ESIP is 20 years old! To celebrate, we interviewed ESIP community members about their perspectives on the progress of making Earth science data matter from over the last 20+ years. This is the ninth interview to be released. Check out other interviews in the series here.
Interviewee: Daniel Wieferich, United States Geological Survey (USGS)
Interviewer: Arika Virapongse
Date of interview: July 18, 2018
Arika: Could you tell me about when and how you got started working in the field of data and informatics, particularly in regards to Earth Science?
Daniel: I did a degree in Fish and Wildlife Management. When I was doing my master’s degree (during 2008 or 2009), I started dabbling in what I thought was big data at the time–several thousands of records. It was when I started understanding that there are a lot of data out there.
For my first project outside of school, I worked on a national assessment of risk to fish habitat due to climate and land use change, and it really caught me off guard. That project introduced me to the real concept of big data. The need for people to go beyond Excel/Access and traditional science data management to more of a true data management.
Over the last 5-6 years, I’ve been more exposed to the data and informatics communities. I’m now starting to pick up on some of the terminology in the field.
What was the learning curve like? How did you gain the skills and training that you needed?
I am self-taught for the most part. After my graduate studies and about 2-3 years after starting with Michigan State University on a National Scope Data Products project, I did go back to get a certificate in computer programming at a community college. So I got retrofitted to the terminology and such. I still struggle with the terms, however, because I’m self-taught. I can understand it, but I don’t speak it as well as others.
I’d like to understand how the political, science, and technology context supports the importance of Earth Science data in society.

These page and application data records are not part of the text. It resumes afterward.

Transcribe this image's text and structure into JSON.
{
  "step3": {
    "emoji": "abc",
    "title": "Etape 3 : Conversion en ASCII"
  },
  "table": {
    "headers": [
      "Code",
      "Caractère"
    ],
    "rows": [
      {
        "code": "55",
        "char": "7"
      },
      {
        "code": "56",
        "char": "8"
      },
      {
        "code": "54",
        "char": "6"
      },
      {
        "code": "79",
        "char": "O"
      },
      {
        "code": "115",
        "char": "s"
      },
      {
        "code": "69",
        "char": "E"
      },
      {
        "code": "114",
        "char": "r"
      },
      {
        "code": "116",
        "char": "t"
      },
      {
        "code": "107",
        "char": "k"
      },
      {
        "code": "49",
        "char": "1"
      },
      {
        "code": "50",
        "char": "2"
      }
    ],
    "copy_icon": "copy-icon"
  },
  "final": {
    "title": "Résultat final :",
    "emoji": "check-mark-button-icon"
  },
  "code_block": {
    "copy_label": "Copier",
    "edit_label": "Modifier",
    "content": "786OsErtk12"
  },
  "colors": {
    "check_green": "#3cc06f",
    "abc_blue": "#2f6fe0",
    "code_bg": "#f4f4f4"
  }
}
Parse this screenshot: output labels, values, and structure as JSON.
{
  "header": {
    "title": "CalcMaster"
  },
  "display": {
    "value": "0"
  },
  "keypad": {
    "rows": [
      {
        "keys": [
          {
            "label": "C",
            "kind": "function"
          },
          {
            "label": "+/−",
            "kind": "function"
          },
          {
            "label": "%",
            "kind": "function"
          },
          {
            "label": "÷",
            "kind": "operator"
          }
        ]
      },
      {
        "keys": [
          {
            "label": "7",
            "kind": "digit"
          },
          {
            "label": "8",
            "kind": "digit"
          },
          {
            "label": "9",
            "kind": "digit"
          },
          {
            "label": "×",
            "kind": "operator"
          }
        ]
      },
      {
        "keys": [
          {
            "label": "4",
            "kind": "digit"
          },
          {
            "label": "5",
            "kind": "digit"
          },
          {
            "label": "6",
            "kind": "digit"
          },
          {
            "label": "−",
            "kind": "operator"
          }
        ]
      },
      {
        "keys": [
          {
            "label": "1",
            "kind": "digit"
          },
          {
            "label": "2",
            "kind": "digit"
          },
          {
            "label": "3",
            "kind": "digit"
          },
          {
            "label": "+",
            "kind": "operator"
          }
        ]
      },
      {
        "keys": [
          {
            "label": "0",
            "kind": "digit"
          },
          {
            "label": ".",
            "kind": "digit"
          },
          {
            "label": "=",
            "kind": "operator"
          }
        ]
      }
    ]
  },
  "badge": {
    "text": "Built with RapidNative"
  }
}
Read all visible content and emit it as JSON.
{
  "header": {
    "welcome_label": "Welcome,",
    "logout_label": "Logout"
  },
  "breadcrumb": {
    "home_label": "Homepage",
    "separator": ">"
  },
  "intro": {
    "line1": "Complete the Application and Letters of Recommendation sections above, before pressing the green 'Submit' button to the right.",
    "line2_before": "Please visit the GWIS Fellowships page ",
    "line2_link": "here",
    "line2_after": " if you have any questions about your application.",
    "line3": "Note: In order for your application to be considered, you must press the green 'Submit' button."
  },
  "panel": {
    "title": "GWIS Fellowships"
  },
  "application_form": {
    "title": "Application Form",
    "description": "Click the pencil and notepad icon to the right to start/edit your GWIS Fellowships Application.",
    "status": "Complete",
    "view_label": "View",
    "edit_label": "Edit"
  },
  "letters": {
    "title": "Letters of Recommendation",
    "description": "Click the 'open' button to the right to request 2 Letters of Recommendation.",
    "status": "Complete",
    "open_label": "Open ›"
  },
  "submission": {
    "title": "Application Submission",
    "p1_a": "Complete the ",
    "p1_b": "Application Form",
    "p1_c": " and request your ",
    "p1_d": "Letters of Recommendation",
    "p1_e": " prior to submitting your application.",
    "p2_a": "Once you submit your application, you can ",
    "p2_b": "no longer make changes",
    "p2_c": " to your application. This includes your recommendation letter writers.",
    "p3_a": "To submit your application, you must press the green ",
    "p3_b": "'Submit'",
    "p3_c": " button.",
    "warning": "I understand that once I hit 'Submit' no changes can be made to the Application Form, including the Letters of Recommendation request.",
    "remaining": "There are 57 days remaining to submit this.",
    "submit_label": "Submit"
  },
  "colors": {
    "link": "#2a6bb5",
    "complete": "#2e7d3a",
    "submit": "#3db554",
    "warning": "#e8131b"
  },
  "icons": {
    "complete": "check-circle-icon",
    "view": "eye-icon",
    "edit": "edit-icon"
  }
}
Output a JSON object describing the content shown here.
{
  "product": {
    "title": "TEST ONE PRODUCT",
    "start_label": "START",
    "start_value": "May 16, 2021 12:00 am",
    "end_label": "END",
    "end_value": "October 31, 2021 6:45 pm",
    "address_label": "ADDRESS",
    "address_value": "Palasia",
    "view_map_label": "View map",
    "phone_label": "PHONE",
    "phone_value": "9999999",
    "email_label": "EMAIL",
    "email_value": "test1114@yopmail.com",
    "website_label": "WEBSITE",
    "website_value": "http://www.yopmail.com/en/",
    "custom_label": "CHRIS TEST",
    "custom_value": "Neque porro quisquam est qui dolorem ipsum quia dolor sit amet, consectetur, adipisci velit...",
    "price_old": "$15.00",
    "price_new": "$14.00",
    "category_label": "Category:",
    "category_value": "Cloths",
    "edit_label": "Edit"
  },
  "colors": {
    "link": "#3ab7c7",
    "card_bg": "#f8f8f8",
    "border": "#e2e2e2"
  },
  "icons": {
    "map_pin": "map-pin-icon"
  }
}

Do you have any insights or thoughts about how this context has helped or hindered your ability to work in this field?
My data journey has been shaped by my changing perspectives on what data are available, what you can do with data, and how you should go about managing information. In the short period of time after I left my graduate studies at the university, they started introducing data-oriented and coding courses within the Fish and Wildlife Management degree program. At that time, I was in the position of looking back from just a few years ahead, and thinking that I wished that they had had those courses when I was a student, although they probably had some in the computer science department that I missed out on. I have seen some of this shift across the sciences, where folks are starting to pick up on that need–trying to teach these skills to up and coming scientists.
What are some of the major challenges and issues facing Earth Science data / informatics today?
In the short time that I have been involved in the field, I have been exposed to the rapid amount of information that is coming in. Even within agencies there is so much information. In situations where there are collaborative opportunities, it is still very difficult to standardize information. There are also a lot of different groups that are doing similar standardization efforts, but each are slightly different. Being on the science end of things, it is hard for me to keep up with all of the different opportunities and be exposed to these communities enough to know who to reach out to.
To a certain extent, to keep things moving, you need to balance the amount of efforts that you really dig into and fully understand. Over the last few years, it has been helpful for me to have built up a community of people who know the different pieces well. Communities that address specific scientific data issues, like ESIP (Earth Science Information Partners) or DataOne. In addition, I have management at USGS (United States Geological Survey) that supports my needs and has been exposed to these communities already. The domain science communities that I interact with most are freshwater aquatics and landscape ecology, which is a small enough group for me to get to know well.
Are there other data groups that you interact with?
The group that I work with at USGS is associated with a lot of different data groups, but personally this was my first ESIP meeting (2018 ESIP summer meeting). I went to the RDA (Research Data Alliance) meeting in Denver in 2017, and that was my first data meeting. So, I’m just starting to be fully exposed to these groups, and am still trying to pick up on what efforts within these groups to focus on. As I mentioned, my supervisor and colleagues are exposing me to a lot of the concepts, and encourage me to look into them more. But I come to a meeting like this one (2018 ESIP summer meeting), and there are so many sessions that I want to attend. I am trying to wade through what to invest my time into.
Where do you think or envision that data and informatics in your field is going in the future?
I have worked a lot with national scale data sets, and there are more of these data sets coming on board that are inconsistent. LiDar (Light Detection and Ranging) is also getting to be pretty important. There are a lot of regional datasets available and initiatives to try to bring these datasets into the larger national effort, but there are many different landscape-level influences that need to be addressed or recognized as big players, for example, biogeography and biodiversity issues. On the data end of things, there is a lot more information becoming available and opening more opportunities for different science to be happening. Hopefully there will be a shift within the science community to be able to work with that sort of information, as well as new tools to help with that transition.
[Disclaimer: The opinions expressed in this interview are those of the author alone and do not necessarily reflect official USGS, US government policy, or any other organizations listed here. This interview also represents an “oral history” (a recollection of history), so its value is in the personal perspectives and insights of the interviewee, rather than specific dates, years, and titles for reference.]